# EXERCISE DATA:
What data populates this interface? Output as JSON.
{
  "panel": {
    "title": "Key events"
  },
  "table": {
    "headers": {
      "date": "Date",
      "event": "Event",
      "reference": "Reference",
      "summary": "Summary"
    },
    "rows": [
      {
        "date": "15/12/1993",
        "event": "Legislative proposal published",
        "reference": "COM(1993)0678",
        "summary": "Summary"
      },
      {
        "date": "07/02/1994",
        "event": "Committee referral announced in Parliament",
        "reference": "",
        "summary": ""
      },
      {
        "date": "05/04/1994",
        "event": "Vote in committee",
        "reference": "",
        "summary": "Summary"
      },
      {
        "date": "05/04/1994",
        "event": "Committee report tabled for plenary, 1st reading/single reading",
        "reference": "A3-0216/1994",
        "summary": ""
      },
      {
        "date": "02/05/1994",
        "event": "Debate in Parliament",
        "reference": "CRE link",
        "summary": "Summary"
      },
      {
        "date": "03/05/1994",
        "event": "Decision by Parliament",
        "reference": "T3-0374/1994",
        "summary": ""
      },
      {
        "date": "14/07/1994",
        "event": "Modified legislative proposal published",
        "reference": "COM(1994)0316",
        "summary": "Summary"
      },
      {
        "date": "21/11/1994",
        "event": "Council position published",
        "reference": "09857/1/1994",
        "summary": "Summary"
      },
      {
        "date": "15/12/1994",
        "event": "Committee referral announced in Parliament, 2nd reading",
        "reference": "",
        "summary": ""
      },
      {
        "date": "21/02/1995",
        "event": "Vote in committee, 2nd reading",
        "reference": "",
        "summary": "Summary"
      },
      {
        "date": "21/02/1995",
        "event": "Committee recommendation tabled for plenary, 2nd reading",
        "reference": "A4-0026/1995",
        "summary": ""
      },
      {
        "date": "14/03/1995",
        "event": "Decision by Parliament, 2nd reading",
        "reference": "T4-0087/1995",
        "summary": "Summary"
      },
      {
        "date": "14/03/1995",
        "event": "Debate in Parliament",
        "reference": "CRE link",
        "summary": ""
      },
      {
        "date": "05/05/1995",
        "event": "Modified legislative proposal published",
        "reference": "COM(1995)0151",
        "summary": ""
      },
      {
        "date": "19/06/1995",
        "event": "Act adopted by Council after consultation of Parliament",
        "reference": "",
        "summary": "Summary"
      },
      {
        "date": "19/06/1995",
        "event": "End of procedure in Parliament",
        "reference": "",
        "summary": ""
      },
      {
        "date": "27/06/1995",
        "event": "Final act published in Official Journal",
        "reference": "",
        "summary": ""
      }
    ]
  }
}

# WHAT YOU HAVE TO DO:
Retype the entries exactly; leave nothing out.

# EXERCISE RESPONSE:
What data populates this interface? Output as JSON.
{
  "panel": {
    "title": "Key events"
  },
  "table": {
    "headers": {
      "date": "Date",
      "event": "Event",
      "reference": "Reference",
      "summary": "Summary"
    },
    "rows": [
      {
        "date": "15/12/1993",
        "event": "Legislative proposal published",
        "reference": "COM(1993)0678",
        "summary": "Summary"
      },
      {
        "date": "07/02/1994",
        "event": "Committee referral announced in Parliament",
        "reference": "",
        "summary": ""
      },
      {
        "date": "05/04/1994",
        "event": "Vote in committee",
        "reference": "",
        "summary": "Summary"
      },
      {
        "date": "05/04/1994",
        "event": "Committee report tabled for plenary, 1st reading/single reading",
        "reference": "A3-0216/1994",
        "summary": ""
      },
      {
        "date": "02/05/1994",
        "event": "Debate in Parliament",
        "reference": "CRE link",
        "summary": "Summary"
      },
      {
        "date": "03/05/1994",
        "event": "Decision by Parliament",
        "reference": "T3-0374/1994",
        "summary": ""
      },
      {
        "date": "14/07/1994",
        "event": "Modified legislative proposal published",
        "reference": "COM(1994)0316",
        "summary": "Summary"
      },
      {
        "date": "21/11/1994",
        "event": "Council position published",
        "reference": "09857/1/1994",
        "summary": "Summary"
      },
      {
        "date": "15/12/1994",
        "event": "Committee referral announced in Parliament, 2nd reading",
        "reference": "",
        "summary": ""
      },
      {
        "date": "21/02/1995",
        "event": "Vote in committee, 2nd reading",
        "reference": "",
        "summary": "Summary"
      },
      {
        "date": "21/02/1995",
        "event": "Committee recommendation tabled for plenary, 2nd reading",
        "reference": "A4-0026/1995",
        "summary": ""
      },
      {
        "date": "14/03/1995",
        "event": "Decision by Parliament, 2nd reading",
        "reference": "T4-0087/1995",
        "summary": "Summary"
      },
      {
        "date": "14/03/1995",
        "event": "Debate in Parliament",
        "reference": "CRE link",
        "summary": ""
      },
      {
        "date": "05/05/1995",
        "event": "Modified legislative proposal published",
        "reference": "COM(1995)0151",
        "summary": ""
      },
      {
        "date": "19/06/1995",
        "event": "Act adopted by Council after consultation of Parliament",
        "reference": "",
        "summary": "Summary"
      },
      {
        "date": "19/06/1995",
        "event": "End of procedure in Parliament",
        "reference": "",
        "summary": ""
      },
      {
        "date": "27/06/1995",
        "event": "Final act published in Official Journal",
        "reference": "",
        "summary": ""
      }
    ]
  }
}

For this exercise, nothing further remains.